Today was a big day for me, that is why I chose to wait for my blog from Friday to today.  Today was the day I took the leap from being a "Friend" of a place I have been frequenting to a "Member".  I had discovered a Unitarian Universalist Fellowship near me about 4 years ago.  This was about a year or so into my Pagan and Goddess readings and I was still struggling to find a place that I could belong and agree with many of their principles.  I found this group from some random searchings I was doing online about Pagans.  I had found the website for the Covenant of Unitarian Universalist Pagans, otherwise known as CUUPS.  That lead me to the fellowship I found in my area. 

I have a hard time calling it a "church", so we'll stick with fellowship.  How nice it was to walk in and feel accepted for who you are, not what you chose to believe or hold as your spiritual practice.  How refreshing it was to read the 7 principles and think, where have you been, UUs, my whole life?  A place where they want you to find and search for your own path, wherever that may lead, as long as you respect others?  It was certainly kismet that I found this place at this time in my spiritual path.
Unitarian Universalist Principles
  1. The inherent worth and dignity of every person
  2. Justice, equity and compassion in human relations
  3. Acceptance of one another and encouragement to spiritual growth in our congregations
  4. A free and responsible search for truth and meaning
  5. The right of conscience and the use of the democratic process within our congregations and in society at large
  6. The goal of world community with peace, liberty, and justice for all
  7. Respect for the interdependent web of all existence of which we are a part.
From the time I was in and started meeting people in the CUUPS group I was accepted and treated with dignity and respect.  Unfortunately the group was apparently in the process of failing, but I kept going and maintained friendship with many of the Pagans I had met in that group as well as others of a earth centered spirituality I was finding.  To talk to people intelligently about differences of belief, ideas, and wisdoms and not be in a huge debacle because I didn't believe Jesus was my savior, wow!  I felt at home, accepted.
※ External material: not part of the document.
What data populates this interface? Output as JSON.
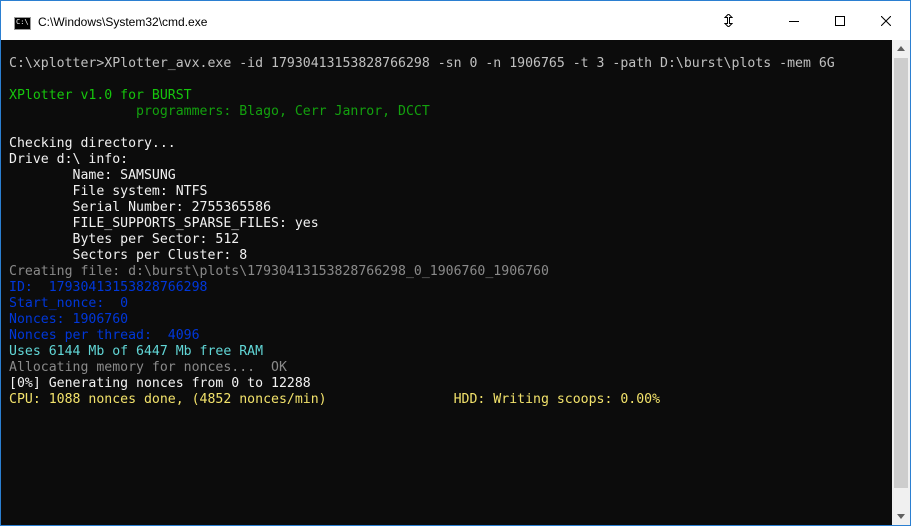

Acceptance there led me to another group I found via a friend and the website  I have found that Pagans can be one of the most accepting groups, they accept your flaws, your ticks (my OCD at times....), your talents, your knowledge, and take you for you.  Many of the Pagans I have met have not asked much of me but an ear, maybe some help organizing something, but never to compromise myself.  I find it comforting that in our diverse set of backgrounds that make up the umbrella of groups labeled Pagan, I have never felt unaccepted.

And that acceptance led to my leap today, my leap to commit to a group larger than myself, my local UU Fellowship, that I will share with them my talents, wisdoms, and self to better our community, including my Pagan community, as a whole.